I did live during that period, and I financed a mortgage at 12.5%! (As opposed to the 3.25% I enjoy now).
1981-83 was the famous “Volker interest” deliberately induced to quench the inflation that followed OPECs quadrupling of oil prices in the late 1970s. The rise in energy prices led to a spiral of wage demands and merchandise mark-ups that threatened to spiral out of control or at least create a Brazil-type permanent double-digit inflation. Volker ended that; but it was more painful than beneficial. The REAL upside was for equity holders, who now assured that the Fed would fight inflation with a broadsword, enjoyed an equities boom that returned 20% per annum from 1980 to 2000.
But we are in a very different world, one of aging and stagnant populations in rich countries, stronger emerging markets, and great anxiety about bank and sovereign solvency. Low interest rates seem inevitable for some time yet.
Thank you for your thoughtful commentaries. However, I think that you are a bit naive to believe that ending the Iowa caucuses would improve our system. (Full disclosure: I’m an Iowan & caucus participant.) Your litany of presidents and their shortcomings certainly raises questions, but then when we go back to the likes of Nixon, Johnson, Kennedy, Truman: can we say that each of them was nominated as “the best man”? Or that none of them failed significantly once in office? As one looks back over the course of American history, I don’t find that the smoke-filled rooms and occasional primaries proved especially adept at picking the truly capable. (What about Lincoln, the one term congressman and failed senatorial candidate–bad or good selection via hindsight or foresight?)

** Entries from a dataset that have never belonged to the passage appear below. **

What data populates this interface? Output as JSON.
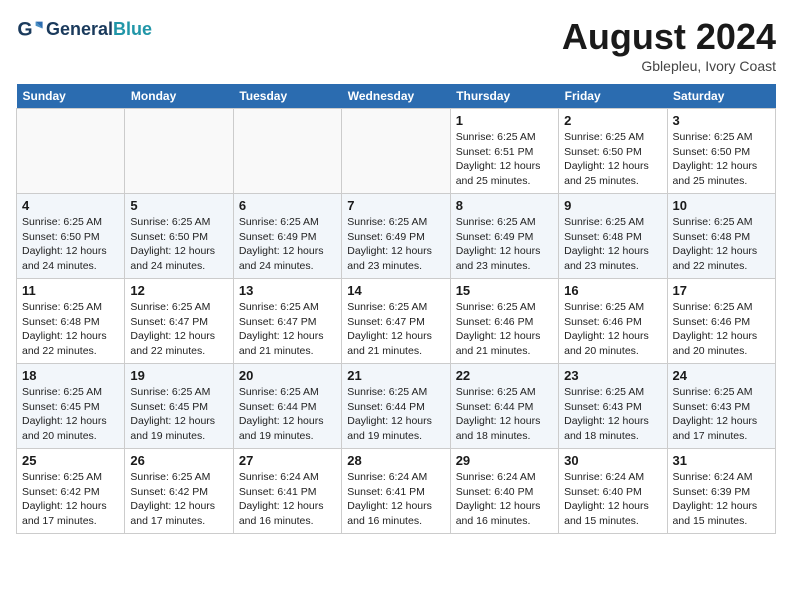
{
  "header": {
    "logo_line1": "General",
    "logo_line2": "Blue",
    "month": "August 2024",
    "location": "Gblepleu, Ivory Coast"
  },
  "weekdays": [
    "Sunday",
    "Monday",
    "Tuesday",
    "Wednesday",
    "Thursday",
    "Friday",
    "Saturday"
  ],
  "weeks": [
    [
      {
        "day": "",
        "info": ""
      },
      {
        "day": "",
        "info": ""
      },
      {
        "day": "",
        "info": ""
      },
      {
        "day": "",
        "info": ""
      },
      {
        "day": "1",
        "info": "Sunrise: 6:25 AM\nSunset: 6:51 PM\nDaylight: 12 hours\nand 25 minutes."
      },
      {
        "day": "2",
        "info": "Sunrise: 6:25 AM\nSunset: 6:50 PM\nDaylight: 12 hours\nand 25 minutes."
      },
      {
        "day": "3",
        "info": "Sunrise: 6:25 AM\nSunset: 6:50 PM\nDaylight: 12 hours\nand 25 minutes."
      }
    ],
    [
      {
        "day": "4",
        "info": "Sunrise: 6:25 AM\nSunset: 6:50 PM\nDaylight: 12 hours\nand 24 minutes."
      },
      {
        "day": "5",
        "info": "Sunrise: 6:25 AM\nSunset: 6:50 PM\nDaylight: 12 hours\nand 24 minutes."
      },
      {
        "day": "6",
        "info": "Sunrise: 6:25 AM\nSunset: 6:49 PM\nDaylight: 12 hours\nand 24 minutes."
      },
      {
        "day": "7",
        "info": "Sunrise: 6:25 AM\nSunset: 6:49 PM\nDaylight: 12 hours\nand 23 minutes."
      },
      {
        "day": "8",
        "info": "Sunrise: 6:25 AM\nSunset: 6:49 PM\nDaylight: 12 hours\nand 23 minutes."
      },
      {
        "day": "9",
        "info": "Sunrise: 6:25 AM\nSunset: 6:48 PM\nDaylight: 12 hours\nand 23 minutes."
      },
      {
        "day": "10",
        "info": "Sunrise: 6:25 AM\nSunset: 6:48 PM\nDaylight: 12 hours\nand 22 minutes."
      }
    ],
    [
      {
        "day": "11",
        "info": "Sunrise: 6:25 AM\nSunset: 6:48 PM\nDaylight: 12 hours\nand 22 minutes."
      },
      {
        "day": "12",
        "info": "Sunrise: 6:25 AM\nSunset: 6:47 PM\nDaylight: 12 hours\nand 22 minutes."
      },
      {
        "day": "13",
        "info": "Sunrise: 6:25 AM\nSunset: 6:47 PM\nDaylight: 12 hours\nand 21 minutes."
      },
      {
        "day": "14",
        "info": "Sunrise: 6:25 AM\nSunset: 6:47 PM\nDaylight: 12 hours\nand 21 minutes."
      },
      {
        "day": "15",
        "info": "Sunrise: 6:25 AM\nSunset: 6:46 PM\nDaylight: 12 hours\nand 21 minutes."
      },
      {
        "day": "16",
        "info": "Sunrise: 6:25 AM\nSunset: 6:46 PM\nDaylight: 12 hours\nand 20 minutes."
      },
      {
        "day": "17",
        "info": "Sunrise: 6:25 AM\nSunset: 6:46 PM\nDaylight: 12 hours\nand 20 minutes."
      }
    ],
    [
      {
        "day": "18",
        "info": "Sunrise: 6:25 AM\nSunset: 6:45 PM\nDaylight: 12 hours\nand 20 minutes."
      },
      {
        "day": "19",
        "info": "Sunrise: 6:25 AM\nSunset: 6:45 PM\nDaylight: 12 hours\nand 19 minutes."
      },
      {
        "day": "20",
        "info": "Sunrise: 6:25 AM\nSunset: 6:44 PM\nDaylight: 12 hours\nand 19 minutes."
      },
      {
        "day": "21",
        "info": "Sunrise: 6:25 AM\nSunset: 6:44 PM\nDaylight: 12 hours\nand 19 minutes."
      },
      {
        "day": "22",
        "info": "Sunrise: 6:25 AM\nSunset: 6:44 PM\nDaylight: 12 hours\nand 18 minutes."
      },
      {
        "day": "23",
        "info": "Sunrise: 6:25 AM\nSunset: 6:43 PM\nDaylight: 12 hours\nand 18 minutes."
      },
      {
        "day": "24",
        "info": "Sunrise: 6:25 AM\nSunset: 6:43 PM\nDaylight: 12 hours\nand 17 minutes."
      }
    ],
    [
      {
        "day": "25",
        "info": "Sunrise: 6:25 AM\nSunset: 6:42 PM\nDaylight: 12 hours\nand 17 minutes."
      },
      {
        "day": "26",
        "info": "Sunrise: 6:25 AM\nSunset: 6:42 PM\nDaylight: 12 hours\nand 17 minutes."
      },
      {
        "day": "27",
        "info": "Sunrise: 6:24 AM\nSunset: 6:41 PM\nDaylight: 12 hours\nand 16 minutes."
      },
      {
        "day": "28",
        "info": "Sunrise: 6:24 AM\nSunset: 6:41 PM\nDaylight: 12 hours\nand 16 minutes."
      },
      {
        "day": "29",
        "info": "Sunrise: 6:24 AM\nSunset: 6:40 PM\nDaylight: 12 hours\nand 16 minutes."
      },
      {
        "day": "30",
        "info": "Sunrise: 6:24 AM\nSunset: 6:40 PM\nDaylight: 12 hours\nand 15 minutes."
      },
      {
        "day": "31",
        "info": "Sunrise: 6:24 AM\nSunset: 6:39 PM\nDaylight: 12 hours\nand 15 minutes."
      }
    ]
  ]
}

As to caucus radicalism, it’s true that the Republican Party has turned sharply to the right so that even Richard Nixon running today would seem way too much a lefty. (That Keynesian!) The Democrats, on the other hand, nominated the very centrist Obama over the centrist Clinton (and the other centrist candidates). That Iowans went with the new and exciting Obama brand over the Clinton (and Edwards–we didn’t know then) brands may seem brash, but in terms of policy, do we really think that a HIllary Clinton administration would have followed a very different course than the Obama administration? I don’t think so. Iowans in many of those years picked candidates that the American electorate as a whole thought the best pick.
Democracy is awfully messy and often quite irrational, but I don’t think that abolishing the caucuses and Californiaizing our nominating process would improve-the process.
Democracy is messy, but I believe the more voters the better; I would be happy to see Iowa lead the way, even to have caucuses. Many states combine caucuses with primaries. But the primaries should be more important in choosing the candidates.
Your points are well-taken; though; let others express their opinion too.
And the primaries should either be proportional representation rather than winner take all, or approval voting, or instant runoff, or a combination of the first two.